**WORK INSTRUCTIONS**
From the entries below, extract every line that includes the word "heading".

**GIVEN DATA**
%%
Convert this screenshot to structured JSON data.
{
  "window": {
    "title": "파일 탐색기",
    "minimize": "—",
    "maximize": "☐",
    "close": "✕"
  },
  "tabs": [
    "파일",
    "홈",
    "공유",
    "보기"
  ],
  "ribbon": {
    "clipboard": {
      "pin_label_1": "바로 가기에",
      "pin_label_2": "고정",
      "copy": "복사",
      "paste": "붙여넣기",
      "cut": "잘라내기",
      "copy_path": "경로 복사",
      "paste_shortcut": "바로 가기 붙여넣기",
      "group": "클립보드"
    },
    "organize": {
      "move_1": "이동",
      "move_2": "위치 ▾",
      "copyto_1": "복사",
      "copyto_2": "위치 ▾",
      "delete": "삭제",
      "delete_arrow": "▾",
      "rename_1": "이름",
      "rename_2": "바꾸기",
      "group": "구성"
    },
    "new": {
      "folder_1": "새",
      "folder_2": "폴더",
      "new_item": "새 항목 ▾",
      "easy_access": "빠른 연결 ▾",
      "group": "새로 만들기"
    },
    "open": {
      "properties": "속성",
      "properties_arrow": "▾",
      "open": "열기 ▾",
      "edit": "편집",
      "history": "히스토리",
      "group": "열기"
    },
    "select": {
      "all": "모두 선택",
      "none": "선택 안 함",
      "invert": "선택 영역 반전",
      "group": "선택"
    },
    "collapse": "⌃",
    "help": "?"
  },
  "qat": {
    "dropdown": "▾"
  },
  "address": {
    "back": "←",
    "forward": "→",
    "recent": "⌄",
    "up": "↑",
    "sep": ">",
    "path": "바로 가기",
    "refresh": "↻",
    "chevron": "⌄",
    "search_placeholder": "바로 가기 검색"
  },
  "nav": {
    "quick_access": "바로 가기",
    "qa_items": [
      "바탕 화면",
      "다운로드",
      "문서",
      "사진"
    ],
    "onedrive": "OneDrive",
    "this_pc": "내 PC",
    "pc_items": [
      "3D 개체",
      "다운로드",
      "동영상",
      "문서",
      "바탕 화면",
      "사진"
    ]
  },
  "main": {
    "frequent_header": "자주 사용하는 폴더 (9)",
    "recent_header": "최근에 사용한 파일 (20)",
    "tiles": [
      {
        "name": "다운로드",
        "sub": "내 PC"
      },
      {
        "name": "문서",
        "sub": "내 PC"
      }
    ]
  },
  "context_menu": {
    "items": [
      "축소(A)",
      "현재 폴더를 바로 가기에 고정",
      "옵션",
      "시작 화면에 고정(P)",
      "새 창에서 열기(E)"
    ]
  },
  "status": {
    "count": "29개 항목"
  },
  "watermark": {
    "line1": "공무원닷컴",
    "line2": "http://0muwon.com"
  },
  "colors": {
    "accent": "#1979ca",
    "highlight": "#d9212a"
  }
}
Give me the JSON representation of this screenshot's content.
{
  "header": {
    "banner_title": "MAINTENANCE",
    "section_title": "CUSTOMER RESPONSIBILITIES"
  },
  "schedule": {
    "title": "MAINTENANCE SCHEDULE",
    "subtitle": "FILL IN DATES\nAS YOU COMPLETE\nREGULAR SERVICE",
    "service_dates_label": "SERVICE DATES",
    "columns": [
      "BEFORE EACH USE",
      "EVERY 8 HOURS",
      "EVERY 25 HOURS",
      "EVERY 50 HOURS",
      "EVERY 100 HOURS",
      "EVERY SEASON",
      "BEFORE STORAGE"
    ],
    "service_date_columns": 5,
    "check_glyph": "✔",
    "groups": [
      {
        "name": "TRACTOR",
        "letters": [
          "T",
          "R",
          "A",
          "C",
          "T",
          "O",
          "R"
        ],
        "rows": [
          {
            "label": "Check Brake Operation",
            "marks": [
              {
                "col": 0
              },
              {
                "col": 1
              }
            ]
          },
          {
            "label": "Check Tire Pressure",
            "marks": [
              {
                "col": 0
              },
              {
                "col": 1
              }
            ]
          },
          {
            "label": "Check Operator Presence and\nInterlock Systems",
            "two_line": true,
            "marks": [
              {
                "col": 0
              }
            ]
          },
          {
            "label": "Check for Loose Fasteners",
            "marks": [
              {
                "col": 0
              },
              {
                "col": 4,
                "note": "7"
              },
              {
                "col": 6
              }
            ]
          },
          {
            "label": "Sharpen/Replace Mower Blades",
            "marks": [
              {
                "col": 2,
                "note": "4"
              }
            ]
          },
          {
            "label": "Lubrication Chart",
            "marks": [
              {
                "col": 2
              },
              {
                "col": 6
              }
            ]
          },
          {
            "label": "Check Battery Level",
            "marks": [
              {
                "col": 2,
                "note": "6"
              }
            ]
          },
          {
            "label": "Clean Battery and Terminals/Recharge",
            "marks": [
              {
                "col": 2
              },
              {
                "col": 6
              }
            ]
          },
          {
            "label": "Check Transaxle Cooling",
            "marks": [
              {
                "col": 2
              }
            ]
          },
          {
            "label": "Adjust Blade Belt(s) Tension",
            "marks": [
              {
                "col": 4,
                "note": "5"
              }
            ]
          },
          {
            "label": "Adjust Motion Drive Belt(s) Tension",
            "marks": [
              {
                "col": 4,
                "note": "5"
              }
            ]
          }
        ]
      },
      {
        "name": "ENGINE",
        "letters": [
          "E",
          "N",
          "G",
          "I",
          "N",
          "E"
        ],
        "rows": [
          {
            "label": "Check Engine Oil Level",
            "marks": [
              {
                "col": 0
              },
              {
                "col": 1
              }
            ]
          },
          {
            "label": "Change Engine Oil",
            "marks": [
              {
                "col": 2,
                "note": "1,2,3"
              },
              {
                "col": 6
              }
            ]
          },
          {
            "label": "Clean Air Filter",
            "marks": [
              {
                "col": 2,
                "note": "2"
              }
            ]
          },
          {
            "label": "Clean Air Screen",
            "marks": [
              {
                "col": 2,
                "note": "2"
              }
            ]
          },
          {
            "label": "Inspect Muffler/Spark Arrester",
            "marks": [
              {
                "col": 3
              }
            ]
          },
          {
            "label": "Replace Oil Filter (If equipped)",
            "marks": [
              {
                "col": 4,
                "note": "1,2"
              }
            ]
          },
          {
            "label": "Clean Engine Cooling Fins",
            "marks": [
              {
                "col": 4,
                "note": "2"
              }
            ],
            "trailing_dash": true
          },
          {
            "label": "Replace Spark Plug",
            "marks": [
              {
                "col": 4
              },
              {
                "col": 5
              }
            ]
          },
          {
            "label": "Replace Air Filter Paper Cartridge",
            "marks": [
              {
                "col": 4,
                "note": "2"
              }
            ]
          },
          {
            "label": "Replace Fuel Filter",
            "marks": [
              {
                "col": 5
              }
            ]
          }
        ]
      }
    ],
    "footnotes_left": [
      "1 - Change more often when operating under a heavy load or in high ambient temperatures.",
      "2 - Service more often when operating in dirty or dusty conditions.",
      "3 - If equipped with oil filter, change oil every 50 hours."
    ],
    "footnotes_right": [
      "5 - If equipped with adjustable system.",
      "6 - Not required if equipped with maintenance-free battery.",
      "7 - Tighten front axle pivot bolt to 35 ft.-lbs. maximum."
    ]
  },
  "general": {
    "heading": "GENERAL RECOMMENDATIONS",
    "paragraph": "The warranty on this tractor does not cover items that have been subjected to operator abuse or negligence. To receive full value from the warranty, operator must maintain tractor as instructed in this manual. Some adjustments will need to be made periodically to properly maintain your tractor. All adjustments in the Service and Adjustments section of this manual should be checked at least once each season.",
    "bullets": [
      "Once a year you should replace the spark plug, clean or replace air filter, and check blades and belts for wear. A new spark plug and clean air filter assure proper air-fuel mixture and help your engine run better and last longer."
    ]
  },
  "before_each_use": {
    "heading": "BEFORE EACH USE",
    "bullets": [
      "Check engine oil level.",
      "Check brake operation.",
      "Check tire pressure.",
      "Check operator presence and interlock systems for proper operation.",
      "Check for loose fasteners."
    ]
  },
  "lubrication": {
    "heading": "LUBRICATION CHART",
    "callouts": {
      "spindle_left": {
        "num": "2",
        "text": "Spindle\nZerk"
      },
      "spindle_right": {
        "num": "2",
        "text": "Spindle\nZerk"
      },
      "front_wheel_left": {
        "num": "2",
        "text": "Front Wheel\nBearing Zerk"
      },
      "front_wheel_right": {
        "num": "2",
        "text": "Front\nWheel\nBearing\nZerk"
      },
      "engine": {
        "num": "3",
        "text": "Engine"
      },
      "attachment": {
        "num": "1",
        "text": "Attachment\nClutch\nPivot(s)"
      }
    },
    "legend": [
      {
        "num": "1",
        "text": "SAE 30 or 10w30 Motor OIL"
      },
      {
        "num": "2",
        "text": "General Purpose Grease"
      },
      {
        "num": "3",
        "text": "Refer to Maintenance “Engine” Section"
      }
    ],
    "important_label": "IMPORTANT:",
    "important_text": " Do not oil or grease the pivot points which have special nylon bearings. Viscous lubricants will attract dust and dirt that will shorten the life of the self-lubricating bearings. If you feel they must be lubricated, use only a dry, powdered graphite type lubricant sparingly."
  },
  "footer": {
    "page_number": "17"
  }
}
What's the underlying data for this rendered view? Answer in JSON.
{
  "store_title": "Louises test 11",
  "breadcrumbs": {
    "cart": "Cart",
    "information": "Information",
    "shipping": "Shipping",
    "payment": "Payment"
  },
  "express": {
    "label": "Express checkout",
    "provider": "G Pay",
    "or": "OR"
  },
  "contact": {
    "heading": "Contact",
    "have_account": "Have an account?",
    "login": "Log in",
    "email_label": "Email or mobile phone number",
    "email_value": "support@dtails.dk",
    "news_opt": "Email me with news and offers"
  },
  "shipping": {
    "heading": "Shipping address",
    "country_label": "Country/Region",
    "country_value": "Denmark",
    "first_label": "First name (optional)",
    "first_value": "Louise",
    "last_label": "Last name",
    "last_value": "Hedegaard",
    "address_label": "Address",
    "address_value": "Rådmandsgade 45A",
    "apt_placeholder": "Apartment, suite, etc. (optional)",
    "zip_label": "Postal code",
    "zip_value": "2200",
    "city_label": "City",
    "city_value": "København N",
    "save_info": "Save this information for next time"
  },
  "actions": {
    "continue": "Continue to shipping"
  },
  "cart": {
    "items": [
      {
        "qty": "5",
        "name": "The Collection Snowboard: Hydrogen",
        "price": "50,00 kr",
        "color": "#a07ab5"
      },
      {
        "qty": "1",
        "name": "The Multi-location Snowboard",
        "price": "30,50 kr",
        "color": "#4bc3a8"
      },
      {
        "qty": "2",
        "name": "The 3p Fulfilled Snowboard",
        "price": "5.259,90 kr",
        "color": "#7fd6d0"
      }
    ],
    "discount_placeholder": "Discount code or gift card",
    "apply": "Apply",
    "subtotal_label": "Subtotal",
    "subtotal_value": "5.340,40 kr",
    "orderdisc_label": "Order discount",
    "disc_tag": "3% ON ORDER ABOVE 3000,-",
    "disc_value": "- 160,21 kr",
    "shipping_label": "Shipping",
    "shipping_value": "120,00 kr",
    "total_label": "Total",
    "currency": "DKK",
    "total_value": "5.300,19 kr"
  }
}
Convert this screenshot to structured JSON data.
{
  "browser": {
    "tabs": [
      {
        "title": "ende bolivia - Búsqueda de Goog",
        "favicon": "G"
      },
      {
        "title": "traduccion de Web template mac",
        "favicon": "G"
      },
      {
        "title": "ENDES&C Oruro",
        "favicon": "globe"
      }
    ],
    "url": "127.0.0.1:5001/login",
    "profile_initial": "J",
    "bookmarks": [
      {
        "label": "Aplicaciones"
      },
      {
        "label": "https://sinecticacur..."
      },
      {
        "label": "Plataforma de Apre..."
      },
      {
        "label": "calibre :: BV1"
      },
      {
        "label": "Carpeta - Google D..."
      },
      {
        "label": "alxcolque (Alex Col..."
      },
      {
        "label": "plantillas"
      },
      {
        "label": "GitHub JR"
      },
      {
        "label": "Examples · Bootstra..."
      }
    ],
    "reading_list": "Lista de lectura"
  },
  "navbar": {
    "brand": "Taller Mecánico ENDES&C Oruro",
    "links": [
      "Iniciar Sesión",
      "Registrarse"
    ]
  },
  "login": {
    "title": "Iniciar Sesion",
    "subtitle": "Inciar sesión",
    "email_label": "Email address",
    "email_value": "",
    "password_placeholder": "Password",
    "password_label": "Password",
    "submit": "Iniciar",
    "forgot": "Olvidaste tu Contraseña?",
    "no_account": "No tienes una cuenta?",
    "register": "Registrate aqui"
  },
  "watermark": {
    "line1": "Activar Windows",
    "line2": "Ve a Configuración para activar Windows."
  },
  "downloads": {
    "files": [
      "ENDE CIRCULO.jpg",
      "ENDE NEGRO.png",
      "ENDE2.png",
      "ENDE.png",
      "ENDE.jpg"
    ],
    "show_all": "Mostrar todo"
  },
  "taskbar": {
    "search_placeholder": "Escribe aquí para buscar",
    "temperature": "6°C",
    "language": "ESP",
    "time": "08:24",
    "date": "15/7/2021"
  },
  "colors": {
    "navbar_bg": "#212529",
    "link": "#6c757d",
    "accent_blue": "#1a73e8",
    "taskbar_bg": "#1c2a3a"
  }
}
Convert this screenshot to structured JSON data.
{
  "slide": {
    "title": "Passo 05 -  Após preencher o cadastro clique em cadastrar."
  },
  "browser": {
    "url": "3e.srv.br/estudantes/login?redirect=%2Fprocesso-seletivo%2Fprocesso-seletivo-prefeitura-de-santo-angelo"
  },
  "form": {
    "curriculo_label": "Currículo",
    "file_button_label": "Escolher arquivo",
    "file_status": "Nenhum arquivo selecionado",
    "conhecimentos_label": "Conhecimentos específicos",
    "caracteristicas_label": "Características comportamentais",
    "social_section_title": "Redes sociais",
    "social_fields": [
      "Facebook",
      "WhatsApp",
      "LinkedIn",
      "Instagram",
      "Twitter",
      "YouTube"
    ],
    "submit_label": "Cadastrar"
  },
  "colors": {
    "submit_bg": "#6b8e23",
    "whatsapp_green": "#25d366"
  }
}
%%
**RESULT OF THIS TASK**
    "heading": "GENERAL RECOMMENDATIONS",
    "heading": "BEFORE EACH USE",
    "heading": "LUBRICATION CHART",
    "heading": "Contact",
    "heading": "Shipping address",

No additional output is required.